The iPhone doesn’t support the recording of calls, and, as a journalist, I’ve found this to sometimes be a pain. Generally I simply resort to Skype, because that’s an easy way around the problem, but when one of my colleagues asked me about the problem, it got me thinking.
I came up with a workaround.
I didn’t want to waste a lot of time on the problem, so if I couldn’t solve it with stuff in the studio, too bad. My first thought was to take the call on speaker and record it with a Zoom H1, but I thought, “that’s way too analog!”
So I thought I could run a 3.5mm cable from the headphone jack to the H1, then headphones from the H1… But this eliminated the microphone. No good.
Then I remembered my Monster SoniTalk microphone. Bought back in the day so I could take calls but use my Earmold headphones (custom molded earplugs with audio capability, used while riding motorcycles), the Monster cable was the missing link.
The solution was iphone-monster cable-headphones-3.5mm cable-H1. My colleague was rapt and the interview recorded easily.

Day 1 with OM-D EM-1 & m.zuiko 12-40mm f/2.8


I’ve quipped with people that the M.Zuiko 12-24 f/2.8 is $2300, the same price (Australian) price as the Canon 24-70 f/2.8L lens* – except when you buy the Olympus, they throw in their latest to-of-the-range camera body.

That’s what I paid for the EM-1 & 12-40, and so far I’m very impressed. The lens is beautifully built and features the sliding focus ring – push it forward for AF, pull it back a few millimetres – which it does with a satisfying click – and it’s manual focus, exposing a distance scale in the process. It’s an awesome solution to the problem of quickly disabling AF.

I used the camera and lens today to shoot the media preview of the Sydney Motorcycle & Scooter Show – everything’s handheld, mostly available light (sometimes with on-camera fill flash), auto settings – primarily Aperture Priority, but sometimes Program and even a few on iAuto just to see what I’d get.

The shots here have been imported into Aperture and exported at 2000px, not modified in any way – and the originals were JPEGs. I’ll start playing with RAW files soon.

The EM-1 and 12-24 lens is a great combination. One batch of shots was focussed on the background instead of the subject, but Aperture showed me the focus point is one the background, so I suspect I’d bumped the focus point with the toggle on the back – which I feel is a soft spot of the Olympus system – it’s too easy to move the focus point inadvertently.
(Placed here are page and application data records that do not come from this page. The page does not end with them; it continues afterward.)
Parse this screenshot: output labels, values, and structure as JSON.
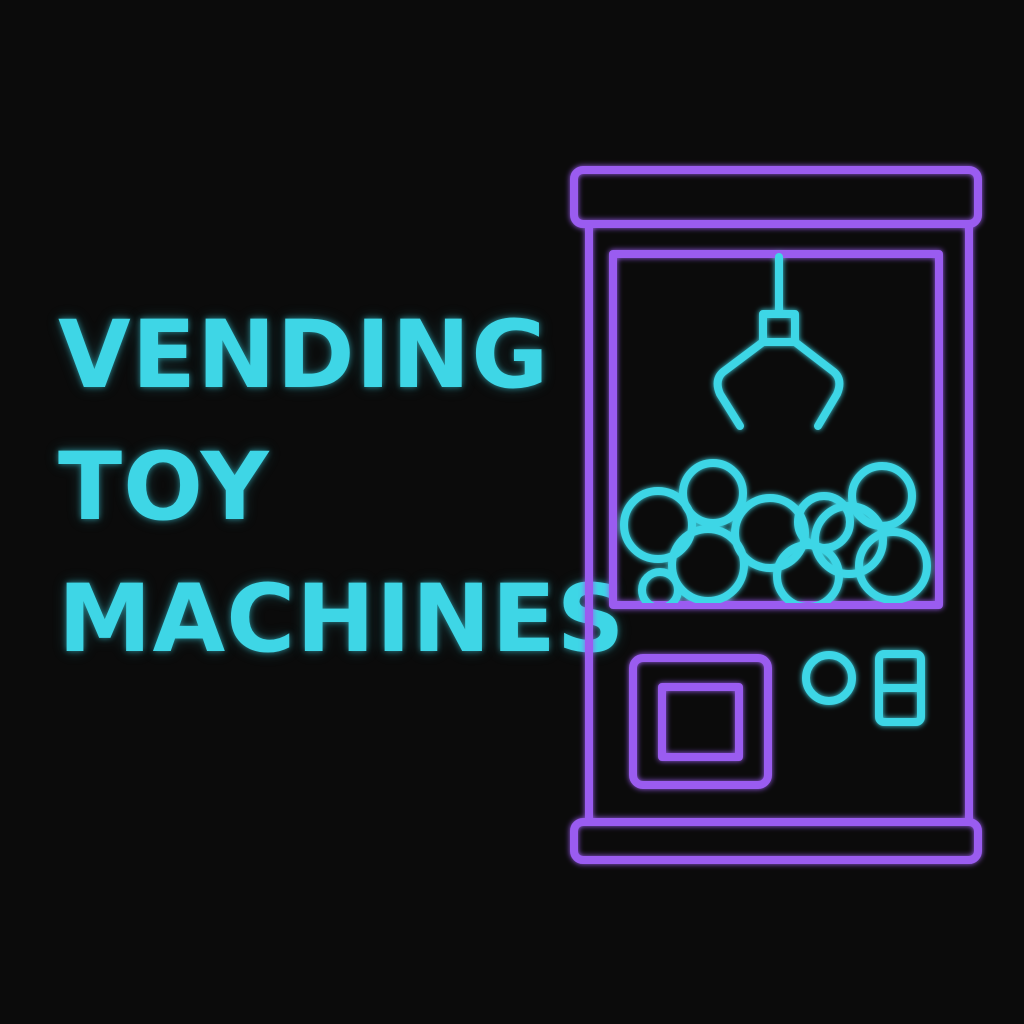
{
  "headline": {
    "lines": [
      "VENDING",
      "TOY",
      "MACHINES"
    ]
  },
  "icon": {
    "name": "claw-machine-icon",
    "colors": {
      "frame": "#9a5cf0",
      "accent": "#3ed6e6",
      "background": "#0b0b0b"
    }
  }
}
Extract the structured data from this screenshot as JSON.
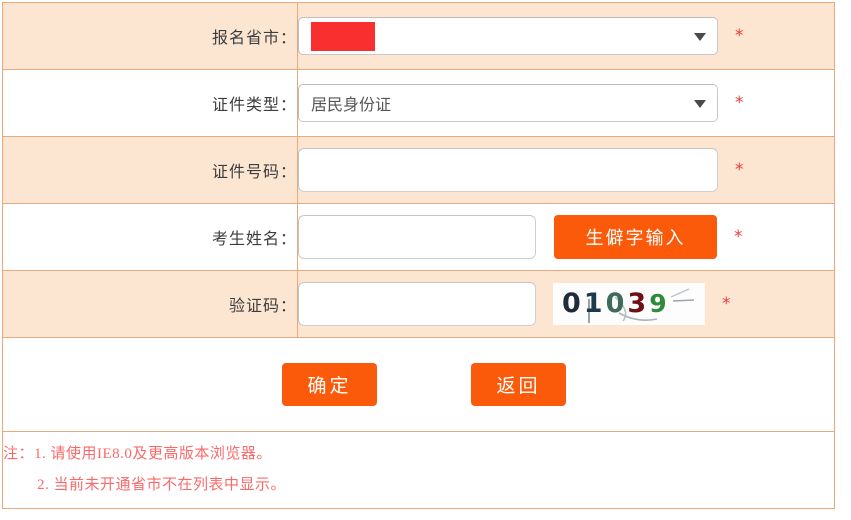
{
  "form": {
    "rows": [
      {
        "label": "报名省市：",
        "control": "select",
        "value": "",
        "redacted": true,
        "required_marker": "*"
      },
      {
        "label": "证件类型：",
        "control": "select",
        "value": "居民身份证",
        "redacted": false,
        "required_marker": "*"
      },
      {
        "label": "证件号码：",
        "control": "input",
        "value": "",
        "placeholder": "",
        "required_marker": "*"
      },
      {
        "label": "考生姓名：",
        "control": "input-with-button",
        "value": "",
        "placeholder": "",
        "button_label": "生僻字输入",
        "required_marker": "*"
      },
      {
        "label": "验证码：",
        "control": "input-with-captcha",
        "value": "",
        "placeholder": "",
        "captcha_text": "01039",
        "required_marker": "*"
      }
    ]
  },
  "actions": {
    "submit_label": "确定",
    "back_label": "返回"
  },
  "notes": {
    "prefix": "注：",
    "items": [
      "1. 请使用IE8.0及更高版本浏览器。",
      "2. 当前未开通省市不在列表中显示。"
    ]
  },
  "colors": {
    "row_shaded": "#fce6d2",
    "table_border": "#e8aa7c",
    "button_orange": "#fa5a0a",
    "required_red": "#ef3b3b",
    "note_red": "#fa6a6a",
    "redaction_red": "#f92f2f"
  }
}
I’m impressed with the JPEGs today – although there are a few I consider overexposed, generally I’m very happy with the images straight out of the camera, especially colour balance under terrible artificial light conditions. My gut tells me it’s handling the colour much better than the EM-5 of 5DMkIII.

 

• These lenses have effectively similar focal lengths of you compare the Olympus micro 4/3 field of view to full-frame on Canon, which works for me because I have a Canon 5D MkIII system in addition to the Olympus equipment.